This post continues our summary of the testimony of Jay Clayton, President Trump’s pick to head the SEC, at his recent nomination hearing before the Senate. Clayton commented on several important issues confronting the SEC.
Clayton said companies doing business in countries known to have a high rate of corruption should “think long and hard” about their potential exposure not only under the FCPA, but “similar oversight and enforcement from other OECD countries.” Clayton said international cooperation has improved, perhaps mindful of a 2011 paper he co-authored critical of the FCPA. Clayton was also asked about his post-nomination meeting with Carl Ichan, who is a Trump adviser, while a company Ichan is associated with is under investigation by the SEC for potential FCPA violations. Clayton said they did not discuss the investigation. While he said it “may be inappropriate” to talk to someone under investigation (about other issues), Clayton would not commit to saying it was always inappropriate to do so.
On whether public companies should be required to disclose political contributions, Clayton said the touchstone is materiality.
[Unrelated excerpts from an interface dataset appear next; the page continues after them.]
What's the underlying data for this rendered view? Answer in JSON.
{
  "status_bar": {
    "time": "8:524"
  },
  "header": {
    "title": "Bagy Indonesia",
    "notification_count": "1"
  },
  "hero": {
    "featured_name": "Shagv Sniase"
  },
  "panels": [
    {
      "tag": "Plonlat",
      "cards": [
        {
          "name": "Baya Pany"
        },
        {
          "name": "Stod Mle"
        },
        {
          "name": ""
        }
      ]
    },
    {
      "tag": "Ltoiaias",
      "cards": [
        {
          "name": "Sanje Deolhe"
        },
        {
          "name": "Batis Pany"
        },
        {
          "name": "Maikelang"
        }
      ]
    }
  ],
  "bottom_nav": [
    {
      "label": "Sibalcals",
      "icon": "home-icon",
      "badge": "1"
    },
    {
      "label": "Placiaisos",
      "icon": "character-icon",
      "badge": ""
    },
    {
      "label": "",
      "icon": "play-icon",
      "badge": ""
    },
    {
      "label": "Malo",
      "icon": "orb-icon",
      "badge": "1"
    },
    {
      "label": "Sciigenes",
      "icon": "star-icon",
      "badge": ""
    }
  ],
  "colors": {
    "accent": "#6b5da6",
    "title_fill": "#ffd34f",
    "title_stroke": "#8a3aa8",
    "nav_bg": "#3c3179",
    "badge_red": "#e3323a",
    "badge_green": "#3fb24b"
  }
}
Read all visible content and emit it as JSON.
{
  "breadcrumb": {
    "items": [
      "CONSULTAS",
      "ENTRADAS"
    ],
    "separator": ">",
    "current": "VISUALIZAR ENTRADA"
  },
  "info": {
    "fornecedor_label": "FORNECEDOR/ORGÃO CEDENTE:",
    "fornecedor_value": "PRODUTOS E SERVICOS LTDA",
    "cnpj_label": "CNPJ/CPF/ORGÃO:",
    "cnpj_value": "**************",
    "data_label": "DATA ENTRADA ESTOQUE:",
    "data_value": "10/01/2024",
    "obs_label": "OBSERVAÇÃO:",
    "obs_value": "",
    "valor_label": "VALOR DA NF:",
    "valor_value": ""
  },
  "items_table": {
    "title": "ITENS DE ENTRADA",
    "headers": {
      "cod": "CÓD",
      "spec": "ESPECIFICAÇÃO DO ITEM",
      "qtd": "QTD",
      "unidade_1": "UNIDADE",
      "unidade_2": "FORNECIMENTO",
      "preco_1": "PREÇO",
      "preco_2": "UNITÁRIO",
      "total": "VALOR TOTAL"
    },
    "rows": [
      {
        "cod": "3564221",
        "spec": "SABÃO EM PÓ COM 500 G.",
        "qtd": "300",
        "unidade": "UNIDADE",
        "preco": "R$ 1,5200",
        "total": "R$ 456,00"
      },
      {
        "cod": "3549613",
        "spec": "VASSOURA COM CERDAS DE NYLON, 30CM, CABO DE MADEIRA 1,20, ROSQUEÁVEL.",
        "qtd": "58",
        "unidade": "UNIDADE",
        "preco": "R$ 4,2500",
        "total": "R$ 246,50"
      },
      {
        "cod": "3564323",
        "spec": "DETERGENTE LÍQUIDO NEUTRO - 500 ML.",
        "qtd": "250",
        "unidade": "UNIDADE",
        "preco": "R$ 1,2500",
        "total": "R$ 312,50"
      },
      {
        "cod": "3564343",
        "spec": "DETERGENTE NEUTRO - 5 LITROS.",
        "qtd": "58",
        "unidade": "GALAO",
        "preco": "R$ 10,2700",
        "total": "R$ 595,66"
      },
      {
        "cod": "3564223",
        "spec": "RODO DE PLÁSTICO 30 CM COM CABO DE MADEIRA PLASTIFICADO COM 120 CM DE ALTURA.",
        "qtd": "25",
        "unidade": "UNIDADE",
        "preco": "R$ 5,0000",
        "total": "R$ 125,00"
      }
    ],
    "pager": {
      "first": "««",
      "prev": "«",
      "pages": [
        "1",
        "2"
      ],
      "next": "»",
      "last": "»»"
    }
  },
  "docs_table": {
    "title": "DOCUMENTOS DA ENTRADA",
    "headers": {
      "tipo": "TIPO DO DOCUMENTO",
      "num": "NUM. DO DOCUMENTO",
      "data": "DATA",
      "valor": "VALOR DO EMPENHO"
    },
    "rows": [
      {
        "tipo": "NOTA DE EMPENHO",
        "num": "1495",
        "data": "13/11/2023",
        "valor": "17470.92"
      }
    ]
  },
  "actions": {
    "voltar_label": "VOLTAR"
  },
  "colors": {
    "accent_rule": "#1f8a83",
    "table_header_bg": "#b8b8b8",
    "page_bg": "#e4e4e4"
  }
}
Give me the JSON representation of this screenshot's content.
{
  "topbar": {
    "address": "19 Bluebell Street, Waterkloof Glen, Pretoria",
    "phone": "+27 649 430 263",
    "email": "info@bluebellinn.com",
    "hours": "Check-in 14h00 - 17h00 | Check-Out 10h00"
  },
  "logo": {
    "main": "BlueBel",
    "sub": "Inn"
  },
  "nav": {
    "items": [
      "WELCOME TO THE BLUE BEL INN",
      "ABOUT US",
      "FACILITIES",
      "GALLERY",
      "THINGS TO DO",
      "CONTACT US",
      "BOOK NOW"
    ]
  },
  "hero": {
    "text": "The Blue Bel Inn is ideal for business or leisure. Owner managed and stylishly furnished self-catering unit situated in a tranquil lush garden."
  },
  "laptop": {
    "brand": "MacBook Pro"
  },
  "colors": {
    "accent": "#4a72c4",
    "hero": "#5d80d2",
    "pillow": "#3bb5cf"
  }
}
Clayton said he would be “happy to think about” whether such disclosure should be mandatory. Clayton declined to comment on Acting Chairman Piwowar’s directive to reconsider implementation of the pay ratio disclosure rule adopted by the SEC. Regarding disclosure related to climate change, Clayton said companies should be mindful of the SEC’s existing guidance.
Clayton said the SEC “could have done better” with respect to encouraging capital formation. He noted the positive impact of public companies on the market and the economy, and said the SEC should reduce the regulatory burdens so that it is more attractive to become a public company.
Conflicts of Interest
Senator Elizabeth Warren pressed Clayton on potential conflicts that may arise due to his representation of certain clients in the financial services industry, and the impact of recusals on enforcement actions. Clayton said recusals would not result in a deadlocked 2-2 vote on enforcement actions given prior history, as the Commission approves enforcement actions unanimously over 94% of the time.
Should Clayton be confirmed as the Chairman of the SEC, we will begin to see more definitively what direction the SEC will take with respect to enforcement, policy, and regulatory issues.